By Ron Fanfair, Toronto Police Service Published: 3:29 p.m. June 14, 2018

Service members ran proudly alongside Special Olympics Ontario athletes to fundraise through the 31st annual Law Enforcement Torch Run on June 14 and celebrate a strong partnership.

A group of people running on the street
The Torch Run took over Yonge St. flying the flag and carrying the torch of Special Olympics Ontario

“Through the partnership, we have been able to provide opportunities for athletes with intellectual disabilities so they can be able to be empowered and transform themselves while lighting the way for acceptance and inclusion,” Deputy Chief Barbara McLean said.

The Torch Run is the major fundraiser for Special Olympics Ontario, a registered charitable organization that provides fitness, recreation and competitive programs for athletes with intellectual disabilities. A total of $43,000 was donated at the event.

The Bank of Montreal led the way with $10,000 followed by the Toronto Police Association and the Toronto Police Amateur Athletic Association which contributed $6,000. The Toronto Police Services Board (TPSB), CIBC and RBC each donated $5,000, Foreman Manufacturing and the Mortgage Company of Canada each donated $1,500 and The Senior Officers Association and the Toronto Police Credit Union each donated $500.

A group of people with an oversized cheque
The Bank of Montreal donated the largest cheque - $10,000 for Special Olympics Ontario

TPSB Board chair Andy Pringle personally committed $2,000.

“This is a very important year as we celebrate the 50th anniversary of Special Olympics,” he said. “It’s a great achievement. The Special Olympics program is really an exceptional and unique program founded on the belief that people with intellectual disabilities and challenges can learn, enjoy, benefit from and be empowered by participation in individual and team sports. I am justly proud of the Service members who have put so much time, energy and commitment to making today, as they do every year, such a great success.”

Nick Kypreos, a retired Maple Leaf and hockey analyst, is proud and honoured to be a Special Olmpics ambassador.

He thanked the committee for the countless hours spent on putting together the run, the almost 250 people that took part in the run, and the sponsors.

“Good intentions can only get you so far, but you need some real money committed by some real people that care and we are fortunate enough to have you guys here today,” he said.
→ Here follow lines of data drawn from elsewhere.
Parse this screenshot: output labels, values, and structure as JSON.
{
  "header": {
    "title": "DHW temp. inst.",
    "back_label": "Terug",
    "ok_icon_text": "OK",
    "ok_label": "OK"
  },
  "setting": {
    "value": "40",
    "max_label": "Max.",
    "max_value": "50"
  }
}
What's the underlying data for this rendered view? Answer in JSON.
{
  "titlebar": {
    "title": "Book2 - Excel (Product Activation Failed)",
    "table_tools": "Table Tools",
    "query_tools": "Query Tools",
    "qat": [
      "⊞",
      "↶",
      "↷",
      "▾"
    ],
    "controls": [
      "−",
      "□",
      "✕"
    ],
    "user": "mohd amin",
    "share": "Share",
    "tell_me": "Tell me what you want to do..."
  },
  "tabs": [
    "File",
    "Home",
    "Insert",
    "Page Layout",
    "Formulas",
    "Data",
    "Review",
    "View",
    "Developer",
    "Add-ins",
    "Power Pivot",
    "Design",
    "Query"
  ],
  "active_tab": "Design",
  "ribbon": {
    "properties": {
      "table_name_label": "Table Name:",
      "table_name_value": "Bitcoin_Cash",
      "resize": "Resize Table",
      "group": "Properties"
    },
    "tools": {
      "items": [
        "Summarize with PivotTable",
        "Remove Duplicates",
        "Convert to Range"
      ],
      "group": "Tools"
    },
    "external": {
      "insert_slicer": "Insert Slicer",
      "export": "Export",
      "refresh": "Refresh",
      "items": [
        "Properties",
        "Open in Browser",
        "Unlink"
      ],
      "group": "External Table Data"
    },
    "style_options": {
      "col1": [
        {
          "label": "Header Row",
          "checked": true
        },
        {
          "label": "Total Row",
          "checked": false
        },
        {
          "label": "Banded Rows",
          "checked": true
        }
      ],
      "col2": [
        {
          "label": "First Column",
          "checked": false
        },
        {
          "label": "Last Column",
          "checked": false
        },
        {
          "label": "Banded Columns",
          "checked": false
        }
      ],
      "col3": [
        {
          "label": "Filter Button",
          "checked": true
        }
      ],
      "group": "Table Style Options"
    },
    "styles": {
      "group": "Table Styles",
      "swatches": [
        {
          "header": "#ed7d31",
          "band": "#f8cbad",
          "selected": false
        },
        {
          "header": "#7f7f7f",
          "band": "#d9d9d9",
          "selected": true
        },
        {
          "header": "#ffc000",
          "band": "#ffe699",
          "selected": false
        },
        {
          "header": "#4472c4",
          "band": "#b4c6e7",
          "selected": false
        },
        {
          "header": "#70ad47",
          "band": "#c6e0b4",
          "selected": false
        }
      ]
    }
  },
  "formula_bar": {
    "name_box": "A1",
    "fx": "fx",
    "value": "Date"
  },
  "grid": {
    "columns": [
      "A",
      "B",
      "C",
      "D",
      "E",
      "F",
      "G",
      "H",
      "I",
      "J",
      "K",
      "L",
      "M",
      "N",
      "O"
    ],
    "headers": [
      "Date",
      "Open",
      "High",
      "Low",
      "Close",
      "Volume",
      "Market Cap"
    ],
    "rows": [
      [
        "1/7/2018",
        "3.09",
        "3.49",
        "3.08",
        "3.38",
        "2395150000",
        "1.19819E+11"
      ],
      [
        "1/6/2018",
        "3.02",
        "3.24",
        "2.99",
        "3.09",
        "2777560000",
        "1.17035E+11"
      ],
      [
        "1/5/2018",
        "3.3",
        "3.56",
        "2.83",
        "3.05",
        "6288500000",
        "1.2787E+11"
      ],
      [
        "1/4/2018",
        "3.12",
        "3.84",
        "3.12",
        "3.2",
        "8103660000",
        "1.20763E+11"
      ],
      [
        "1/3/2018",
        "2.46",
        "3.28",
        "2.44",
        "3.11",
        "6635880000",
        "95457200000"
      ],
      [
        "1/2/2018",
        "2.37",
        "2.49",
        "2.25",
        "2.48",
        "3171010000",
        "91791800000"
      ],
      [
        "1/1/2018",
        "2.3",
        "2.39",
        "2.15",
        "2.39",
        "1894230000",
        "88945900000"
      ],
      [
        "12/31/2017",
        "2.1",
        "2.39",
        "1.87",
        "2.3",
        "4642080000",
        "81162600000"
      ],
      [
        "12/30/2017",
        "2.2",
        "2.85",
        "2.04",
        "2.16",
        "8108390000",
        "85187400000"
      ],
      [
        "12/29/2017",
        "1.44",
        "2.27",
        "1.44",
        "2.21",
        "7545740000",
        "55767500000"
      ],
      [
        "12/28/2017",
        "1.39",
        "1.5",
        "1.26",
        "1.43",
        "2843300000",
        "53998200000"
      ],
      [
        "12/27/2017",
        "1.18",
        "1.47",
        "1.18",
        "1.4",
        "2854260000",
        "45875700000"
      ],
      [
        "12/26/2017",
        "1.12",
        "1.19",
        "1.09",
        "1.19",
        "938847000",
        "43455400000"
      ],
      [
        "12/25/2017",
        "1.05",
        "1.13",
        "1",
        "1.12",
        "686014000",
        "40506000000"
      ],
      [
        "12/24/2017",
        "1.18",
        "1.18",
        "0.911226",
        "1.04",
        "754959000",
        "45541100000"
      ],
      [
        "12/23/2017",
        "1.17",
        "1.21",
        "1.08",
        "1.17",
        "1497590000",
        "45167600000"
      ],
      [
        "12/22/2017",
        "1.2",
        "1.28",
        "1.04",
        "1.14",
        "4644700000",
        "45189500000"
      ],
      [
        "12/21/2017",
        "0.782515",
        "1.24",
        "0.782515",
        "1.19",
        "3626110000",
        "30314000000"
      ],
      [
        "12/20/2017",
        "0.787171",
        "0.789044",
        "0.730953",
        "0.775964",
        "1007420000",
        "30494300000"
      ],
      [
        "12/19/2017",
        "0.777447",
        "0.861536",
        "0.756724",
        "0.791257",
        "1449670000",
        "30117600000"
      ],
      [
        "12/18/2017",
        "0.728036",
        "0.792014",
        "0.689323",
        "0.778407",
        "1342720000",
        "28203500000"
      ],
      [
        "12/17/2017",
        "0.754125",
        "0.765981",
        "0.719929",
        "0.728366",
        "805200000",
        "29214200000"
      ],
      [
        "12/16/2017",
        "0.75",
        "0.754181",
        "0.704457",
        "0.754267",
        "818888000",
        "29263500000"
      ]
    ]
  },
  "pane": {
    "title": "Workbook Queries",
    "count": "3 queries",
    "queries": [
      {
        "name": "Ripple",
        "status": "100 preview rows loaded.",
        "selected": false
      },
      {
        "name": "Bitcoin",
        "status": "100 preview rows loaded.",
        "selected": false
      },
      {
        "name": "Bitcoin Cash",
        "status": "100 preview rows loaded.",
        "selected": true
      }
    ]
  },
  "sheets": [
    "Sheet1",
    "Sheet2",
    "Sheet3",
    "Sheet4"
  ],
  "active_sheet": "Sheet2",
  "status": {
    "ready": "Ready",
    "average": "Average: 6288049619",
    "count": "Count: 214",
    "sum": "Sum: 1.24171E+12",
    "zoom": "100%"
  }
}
A group of people on stairs near a man at a podium
Superintendent David Rydzik speaks before the run to an audience of Service members and Special Olympics athletes

Retired Chief Jack Marks and Constable Lorne White organized the inaugural Torch Run in Canada, in 1987, that brought together runners from 36 law enforcement agencies. They covered nearly 900 kilometres before lighting the flame at Varsity Arena to kick off the International Floor Hockey tournament.

McLean thanked White, who attended the event, for his vision and leadership.

“Look at what you have created,” she told him. “Well done.”

The Service is still raising funds for 15 Toronto athletes to compete in the National Games this summer in Nova Scotia.

Next year, Toronto Police is hosting the world’s first Special Olympics Ontario Youth Games in Toronto.

Nearly 2,500 athletes and their coaches are expected to take part in the event in May.

Visit the Special Olympics Ontario website

A group of people running in matching shirts
Hundreds took part in the 31st annual Torch Run for Special Olympics Ontario buying running T-shirts as part of the fundraiser
TPS crest watermark